The Bank of England is monitoring the trend of UK pension fund or insurer longevity risk and liabilities going offshore through reinsurance transactions, such as longevity swaps, as non-EU re/insurers can hold less capital against longevity risk, according to a report from Bloomberg.
Citing an unnamed source, Bloomberg explained in this article today that the Bank of England is said to be “uneasy” about the trend for UK pension funds and insurers to transfer their liabilities to insurers or reinsurers outside of the European Union.
These non-EU insurance and reinsurance firms are not bound by the same capital rules, as they are outside of Solvency II regulation, enabling them to hold less capital against liabilities such as longevity exposure.
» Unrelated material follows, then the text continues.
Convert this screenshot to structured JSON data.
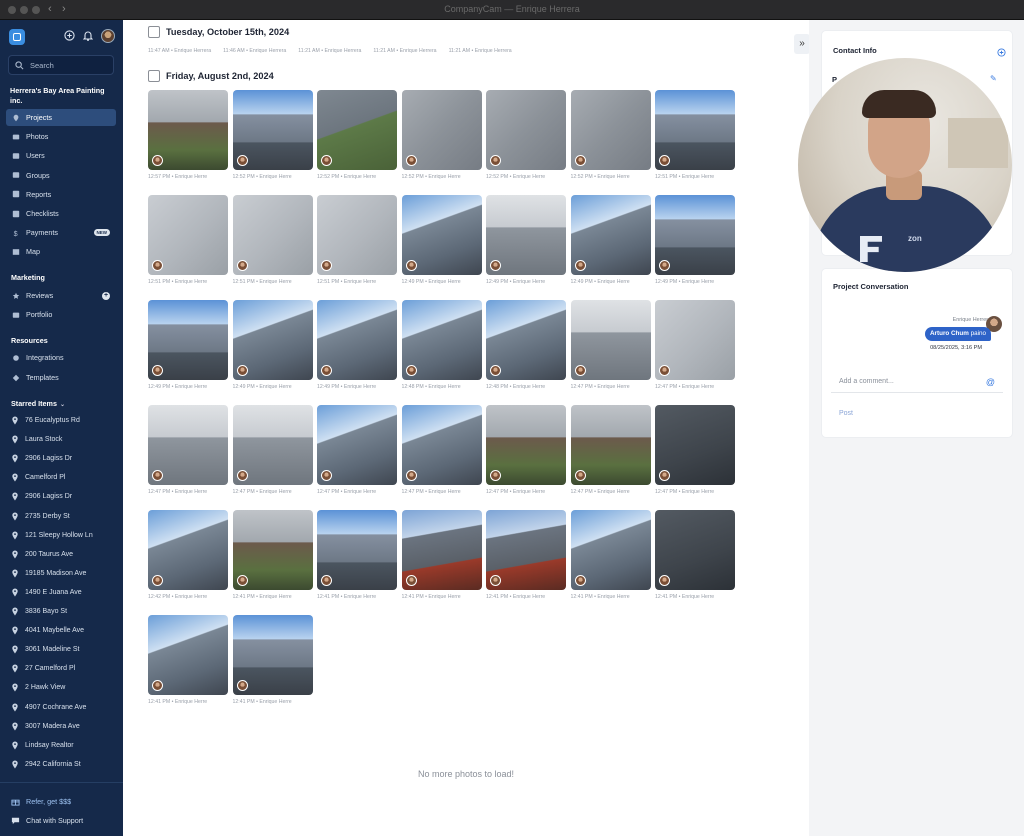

Bloomberg says that its source explained that the Bank of England wants to ensure that policyholders, and pensioners, are protected if a non-EU insurer or reinsurers balance sheet came under pressure.
Looking at the list of longevity swaps and reinsurance transactions that we’ve cover here at Artemis, a significant amount of the UK related pension or insurer liabilities are going outside the EU.
Any additional oversight from UK regulators on foreign insurers and reinsurers is probably something that is happening across the board. The Bank of England is likely also looking at issues such as UK homeowners, liability or life insurers, that reinsure themselves outside the EU as well, as the same issues of different regulatory capital requirements will apply.
Longevity risk and anything attached to pensions and life are likely to receive the most attention though, as that’s where the UK’s population could face the most direct risk if a major re/insurer of UK pensions failed, for example.
There is a question attached to this issue, of whether those in a regulatory environment where the capital levels held can be lower, are therefore able to be the cheapest providers of reinsurance capacity. If so that could result in increasing amounts of longevity, and other such risks, going offshore to non-EU re/insurers where the capital rules enable them to be a little more efficient.
However, looking at who has taken on the most longevity risk from around the world in recent years, it does tend to be the bigger life re/insurer players with larger books of mortality risk, to enable them to hedge their liabilities between the longevity and mortality side.
Perhaps as the natural hedge becomes more balanced for these players, as the longevity risk transfer market continues to grow, the benefits of being in a lighter regulatory capital regime could come more to the fore, which might explain the Bank of England’s recent interest.